Teufelsberg, German for the “devil’s mountain” and named after the nearby “devil’s lake” Teufelsee, is located in West Berlin and was once home to NSA Field Station Berlin Teufelsberg. Interestingly, the Americans who owned it were just guests at the highest elevation in West Berlin, which technically belonged to the British. There, they enjoyed unobstructed views and excellent reception from all directions, allowing them to detect the most elusive of radio bands, making the listening post one of the best during the Cold War.
At 114.7 metres, Teufelsberg Berlin became the highest point of the city, a title ironically awarded to an artificial hill made of rubble from roughly 400,000 buildings during WWII. Once a Nazi military education institution, then a dumping ground during reconstruction, then home to the American listening station, whose five radar domes can still be seen today, Teufelsberg has had quite a history and a colorful present.

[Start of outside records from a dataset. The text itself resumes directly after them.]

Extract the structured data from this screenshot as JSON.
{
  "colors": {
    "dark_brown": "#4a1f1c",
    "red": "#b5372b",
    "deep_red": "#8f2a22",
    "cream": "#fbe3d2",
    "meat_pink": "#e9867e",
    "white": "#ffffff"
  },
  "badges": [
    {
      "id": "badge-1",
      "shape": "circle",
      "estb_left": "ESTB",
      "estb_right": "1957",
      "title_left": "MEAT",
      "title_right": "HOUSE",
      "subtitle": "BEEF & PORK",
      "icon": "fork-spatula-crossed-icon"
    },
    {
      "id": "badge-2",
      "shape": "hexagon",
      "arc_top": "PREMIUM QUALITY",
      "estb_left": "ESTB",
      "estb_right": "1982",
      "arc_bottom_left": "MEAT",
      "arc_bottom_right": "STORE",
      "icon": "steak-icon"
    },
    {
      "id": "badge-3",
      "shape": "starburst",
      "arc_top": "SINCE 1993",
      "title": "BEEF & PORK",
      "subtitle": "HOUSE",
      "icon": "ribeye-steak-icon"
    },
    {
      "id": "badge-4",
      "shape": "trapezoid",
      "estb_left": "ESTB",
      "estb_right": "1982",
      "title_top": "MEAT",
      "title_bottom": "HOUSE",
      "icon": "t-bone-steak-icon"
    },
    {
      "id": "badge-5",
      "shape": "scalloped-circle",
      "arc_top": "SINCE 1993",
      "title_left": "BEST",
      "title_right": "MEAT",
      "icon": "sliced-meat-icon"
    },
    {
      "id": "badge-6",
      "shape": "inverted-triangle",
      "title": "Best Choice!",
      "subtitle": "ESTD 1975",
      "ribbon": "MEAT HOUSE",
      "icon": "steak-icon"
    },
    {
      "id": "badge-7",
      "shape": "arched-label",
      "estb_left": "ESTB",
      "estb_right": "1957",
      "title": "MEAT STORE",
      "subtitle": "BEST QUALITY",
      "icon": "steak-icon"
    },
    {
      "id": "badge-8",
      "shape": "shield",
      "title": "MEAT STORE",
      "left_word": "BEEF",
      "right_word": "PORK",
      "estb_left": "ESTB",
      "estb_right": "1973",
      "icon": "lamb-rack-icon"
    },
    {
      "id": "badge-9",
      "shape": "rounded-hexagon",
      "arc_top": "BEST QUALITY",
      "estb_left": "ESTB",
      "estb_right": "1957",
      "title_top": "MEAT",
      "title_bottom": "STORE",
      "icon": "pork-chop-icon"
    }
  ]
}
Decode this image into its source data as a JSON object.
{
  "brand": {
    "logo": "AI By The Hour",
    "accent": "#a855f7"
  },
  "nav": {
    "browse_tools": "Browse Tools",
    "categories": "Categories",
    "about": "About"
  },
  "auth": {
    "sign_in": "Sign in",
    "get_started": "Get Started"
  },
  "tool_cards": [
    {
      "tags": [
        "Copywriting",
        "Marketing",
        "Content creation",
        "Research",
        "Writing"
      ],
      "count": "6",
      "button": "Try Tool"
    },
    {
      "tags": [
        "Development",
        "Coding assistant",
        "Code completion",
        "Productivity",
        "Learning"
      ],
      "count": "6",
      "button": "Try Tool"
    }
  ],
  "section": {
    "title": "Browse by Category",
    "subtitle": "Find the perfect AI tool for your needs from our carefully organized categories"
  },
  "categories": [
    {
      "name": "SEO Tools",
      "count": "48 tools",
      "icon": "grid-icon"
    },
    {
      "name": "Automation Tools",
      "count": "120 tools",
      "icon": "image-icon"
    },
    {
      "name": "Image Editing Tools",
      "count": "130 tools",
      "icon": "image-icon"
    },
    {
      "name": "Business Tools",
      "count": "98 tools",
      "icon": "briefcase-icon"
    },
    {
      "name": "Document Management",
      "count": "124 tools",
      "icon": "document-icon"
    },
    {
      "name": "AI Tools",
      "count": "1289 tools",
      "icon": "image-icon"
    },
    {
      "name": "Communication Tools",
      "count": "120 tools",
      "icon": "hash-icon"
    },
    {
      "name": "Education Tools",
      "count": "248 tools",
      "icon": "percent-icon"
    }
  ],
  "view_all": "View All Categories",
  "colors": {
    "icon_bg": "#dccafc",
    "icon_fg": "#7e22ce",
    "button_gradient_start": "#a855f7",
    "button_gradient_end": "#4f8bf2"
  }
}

Since the fall of the wall, it has been a preferred mini-getaway for Berliners to hike, skate, enjoy a picnic, or simply escape the hustle and bustle of the city.
Albeit gutted and covered in graffiti, Teufelsberg Berlin has also emerged as a popular alternative tourist spot where breathtaking vistas of the city can be seen. Word of warning: getting there is not so straightforward, with opportunistic locals charging money from unknowing tourists. News is that Cologne-based investors who are Teufelberg’s real owners have entrusted “security” of the property to some Berlin locals. For now, we can’t really say how much the “entrance” fee is, as it is as ambiguous as the information it once intercepted during its Cold War days.
*Thanks to Martin who commented below: There’s a guided tour of Teufelsberg that extends beyond what is mentioned above – a group of historians, artists, and interested people conducting tours in Czech, English and German. Unlike going on a “tour” without commentary with the aforementioned Berlin locals (for seven euros, it seems), Martin and his colleagues have done their research on the hill’s history, conduct tours the proper way, and are active in the preservation the Cold War relic.
When up for something different, a visit to Teufelsberg is only one of the many things to do in Berlin. Teufelsberg Berlin guarantees a unique adventure. Located in Grünewald which is easily accessible via the S-Bahn, follow the unmissable, unmistakable radar domes once you’re there.